[Excerpts from an interface dataset]

·····

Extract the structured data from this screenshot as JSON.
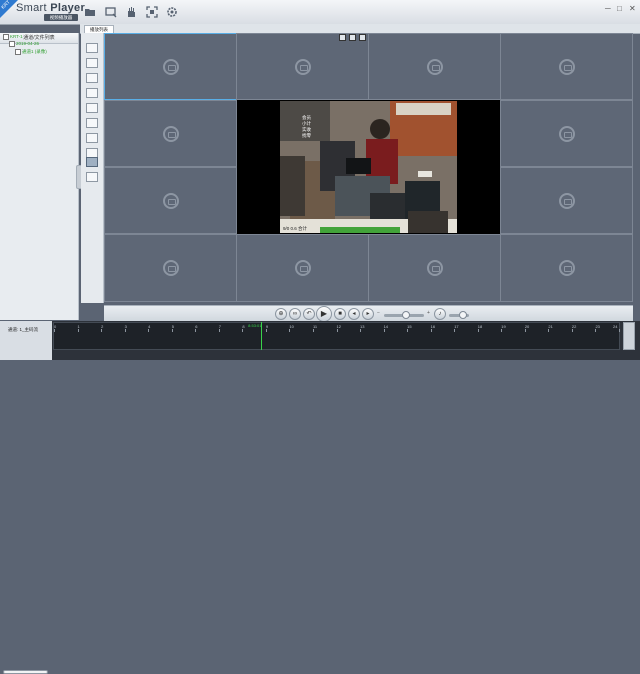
{
  "app": {
    "badge": "KRT",
    "title_regular": "Smart ",
    "title_bold": "Player",
    "subtitle": "视频播放器"
  },
  "toolbar": {
    "icons": [
      "folder-icon",
      "snapshot-icon",
      "hand-icon",
      "fullscreen-icon",
      "settings-icon"
    ]
  },
  "left_panel": {
    "header": "通道/文件列表",
    "tree": [
      {
        "label": "KRT-1",
        "level": 0
      },
      {
        "label": "2019-04-26",
        "level": 1
      },
      {
        "label": "通道1 (录像)",
        "level": 2
      }
    ]
  },
  "tabs": [
    {
      "label": "播放列表"
    }
  ],
  "grid": {
    "rows": 4,
    "cols": 4,
    "selected_cell": 0,
    "active_video_cell": "center-2x2"
  },
  "video": {
    "overlay_lines": [
      "会员",
      "小计",
      "实收",
      "找零"
    ],
    "bottom_text": "9/0 0.6 合计"
  },
  "transport": {
    "buttons": [
      "zoom-icon",
      "loop-icon",
      "rewind-icon",
      "play-icon",
      "stop-icon",
      "slow-icon",
      "fast-icon"
    ],
    "speed_position": 0.55,
    "volume_position": 0.7
  },
  "timeline": {
    "info": "通道: 1_主码流",
    "hours": [
      "0",
      "1",
      "2",
      "3",
      "4",
      "5",
      "6",
      "7",
      "8",
      "9",
      "10",
      "11",
      "12",
      "13",
      "14",
      "15",
      "16",
      "17",
      "18",
      "19",
      "20",
      "21",
      "22",
      "23",
      "24"
    ],
    "cursor_hour": 8.8,
    "cursor_label": "8:53:01"
  },
  "colors": {
    "accent_blue": "#2f7ad0",
    "cursor_green": "#39d34a",
    "cell_bg": "#5e6776"
  }
}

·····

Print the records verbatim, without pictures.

• _OUTPUT FOR THIS EXERCISE_:
Extract the structured data from this screenshot as JSON.
{
  "app": {
    "badge": "KRT",
    "title_regular": "Smart ",
    "title_bold": "Player",
    "subtitle": "视频播放器"
  },
  "toolbar": {
    "icons": [
      "folder-icon",
      "snapshot-icon",
      "hand-icon",
      "fullscreen-icon",
      "settings-icon"
    ]
  },
  "left_panel": {
    "header": "通道/文件列表",
    "tree": [
      {
        "label": "KRT-1",
        "level": 0
      },
      {
        "label": "2019-04-26",
        "level": 1
      },
      {
        "label": "通道1 (录像)",
        "level": 2
      }
    ]
  },
  "tabs": [
    {
      "label": "播放列表"
    }
  ],
  "grid": {
    "rows": 4,
    "cols": 4,
    "selected_cell": 0,
    "active_video_cell": "center-2x2"
  },
  "video": {
    "overlay_lines": [
      "会员",
      "小计",
      "实收",
      "找零"
    ],
    "bottom_text": "9/0 0.6 合计"
  },
  "transport": {
    "buttons": [
      "zoom-icon",
      "loop-icon",
      "rewind-icon",
      "play-icon",
      "stop-icon",
      "slow-icon",
      "fast-icon"
    ],
    "speed_position": 0.55,
    "volume_position": 0.7
  },
  "timeline": {
    "info": "通道: 1_主码流",
    "hours": [
      "0",
      "1",
      "2",
      "3",
      "4",
      "5",
      "6",
      "7",
      "8",
      "9",
      "10",
      "11",
      "12",
      "13",
      "14",
      "15",
      "16",
      "17",
      "18",
      "19",
      "20",
      "21",
      "22",
      "23",
      "24"
    ],
    "cursor_hour": 8.8,
    "cursor_label": "8:53:01"
  },
  "colors": {
    "accent_blue": "#2f7ad0",
    "cursor_green": "#39d34a",
    "cell_bg": "#5e6776"
  }
}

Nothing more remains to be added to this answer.